* [YOUR OBJECTIVE]: Output the records that follow, with every character intact.

=-=-=

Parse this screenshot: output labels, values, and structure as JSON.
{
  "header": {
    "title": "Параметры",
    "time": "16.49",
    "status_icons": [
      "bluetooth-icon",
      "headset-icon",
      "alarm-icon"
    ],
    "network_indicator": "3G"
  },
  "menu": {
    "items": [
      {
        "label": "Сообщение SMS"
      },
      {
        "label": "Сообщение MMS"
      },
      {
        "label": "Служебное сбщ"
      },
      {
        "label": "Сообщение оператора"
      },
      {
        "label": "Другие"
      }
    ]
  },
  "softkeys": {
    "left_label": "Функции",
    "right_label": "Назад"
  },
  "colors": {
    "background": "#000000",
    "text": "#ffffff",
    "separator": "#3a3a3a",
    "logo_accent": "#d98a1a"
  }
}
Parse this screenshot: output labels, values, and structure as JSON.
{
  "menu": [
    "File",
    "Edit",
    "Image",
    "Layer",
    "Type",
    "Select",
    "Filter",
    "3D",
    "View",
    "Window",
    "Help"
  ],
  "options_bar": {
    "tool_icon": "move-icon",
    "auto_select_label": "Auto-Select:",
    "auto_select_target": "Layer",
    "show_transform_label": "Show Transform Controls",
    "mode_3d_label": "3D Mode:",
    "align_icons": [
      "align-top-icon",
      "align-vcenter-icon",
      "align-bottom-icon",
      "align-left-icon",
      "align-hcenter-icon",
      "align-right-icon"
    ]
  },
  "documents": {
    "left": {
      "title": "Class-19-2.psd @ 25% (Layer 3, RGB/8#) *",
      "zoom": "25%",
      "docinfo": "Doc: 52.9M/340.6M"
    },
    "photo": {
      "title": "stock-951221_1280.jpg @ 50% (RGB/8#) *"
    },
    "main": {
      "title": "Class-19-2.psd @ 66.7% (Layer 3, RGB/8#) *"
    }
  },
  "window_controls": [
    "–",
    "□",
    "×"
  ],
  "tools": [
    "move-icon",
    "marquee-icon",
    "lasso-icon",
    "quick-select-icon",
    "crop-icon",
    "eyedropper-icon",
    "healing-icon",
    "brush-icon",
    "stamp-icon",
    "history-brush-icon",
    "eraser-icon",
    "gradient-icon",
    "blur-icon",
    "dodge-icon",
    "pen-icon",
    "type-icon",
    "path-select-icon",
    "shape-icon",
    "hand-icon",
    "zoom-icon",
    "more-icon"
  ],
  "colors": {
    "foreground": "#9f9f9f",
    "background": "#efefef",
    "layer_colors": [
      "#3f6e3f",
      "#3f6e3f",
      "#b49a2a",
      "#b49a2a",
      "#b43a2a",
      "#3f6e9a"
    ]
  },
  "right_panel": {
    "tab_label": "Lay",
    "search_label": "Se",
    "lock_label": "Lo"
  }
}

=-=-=

* [EXERCISE OUTPUT]:
Parse this screenshot: output labels, values, and structure as JSON.
{
  "header": {
    "title": "Параметры",
    "time": "16.49",
    "status_icons": [
      "bluetooth-icon",
      "headset-icon",
      "alarm-icon"
    ],
    "network_indicator": "3G"
  },
  "menu": {
    "items": [
      {
        "label": "Сообщение SMS"
      },
      {
        "label": "Сообщение MMS"
      },
      {
        "label": "Служебное сбщ"
      },
      {
        "label": "Сообщение оператора"
      },
      {
        "label": "Другие"
      }
    ]
  },
  "softkeys": {
    "left_label": "Функции",
    "right_label": "Назад"
  },
  "colors": {
    "background": "#000000",
    "text": "#ffffff",
    "separator": "#3a3a3a",
    "logo_accent": "#d98a1a"
  }
}
Parse this screenshot: output labels, values, and structure as JSON.
{
  "menu": [
    "File",
    "Edit",
    "Image",
    "Layer",
    "Type",
    "Select",
    "Filter",
    "3D",
    "View",
    "Window",
    "Help"
  ],
  "options_bar": {
    "tool_icon": "move-icon",
    "auto_select_label": "Auto-Select:",
    "auto_select_target": "Layer",
    "show_transform_label": "Show Transform Controls",
    "mode_3d_label": "3D Mode:",
    "align_icons": [
      "align-top-icon",
      "align-vcenter-icon",
      "align-bottom-icon",
      "align-left-icon",
      "align-hcenter-icon",
      "align-right-icon"
    ]
  },
  "documents": {
    "left": {
      "title": "Class-19-2.psd @ 25% (Layer 3, RGB/8#) *",
      "zoom": "25%",
      "docinfo": "Doc: 52.9M/340.6M"
    },
    "photo": {
      "title": "stock-951221_1280.jpg @ 50% (RGB/8#) *"
    },
    "main": {
      "title": "Class-19-2.psd @ 66.7% (Layer 3, RGB/8#) *"
    }
  },
  "window_controls": [
    "–",
    "□",
    "×"
  ],
  "tools": [
    "move-icon",
    "marquee-icon",
    "lasso-icon",
    "quick-select-icon",
    "crop-icon",
    "eyedropper-icon",
    "healing-icon",
    "brush-icon",
    "stamp-icon",
    "history-brush-icon",
    "eraser-icon",
    "gradient-icon",
    "blur-icon",
    "dodge-icon",
    "pen-icon",
    "type-icon",
    "path-select-icon",
    "shape-icon",
    "hand-icon",
    "zoom-icon",
    "more-icon"
  ],
  "colors": {
    "foreground": "#9f9f9f",
    "background": "#efefef",
    "layer_colors": [
      "#3f6e3f",
      "#3f6e3f",
      "#b49a2a",
      "#b49a2a",
      "#b43a2a",
      "#3f6e9a"
    ]
  },
  "right_panel": {
    "tab_label": "Lay",
    "search_label": "Se",
    "lock_label": "Lo"
  }
}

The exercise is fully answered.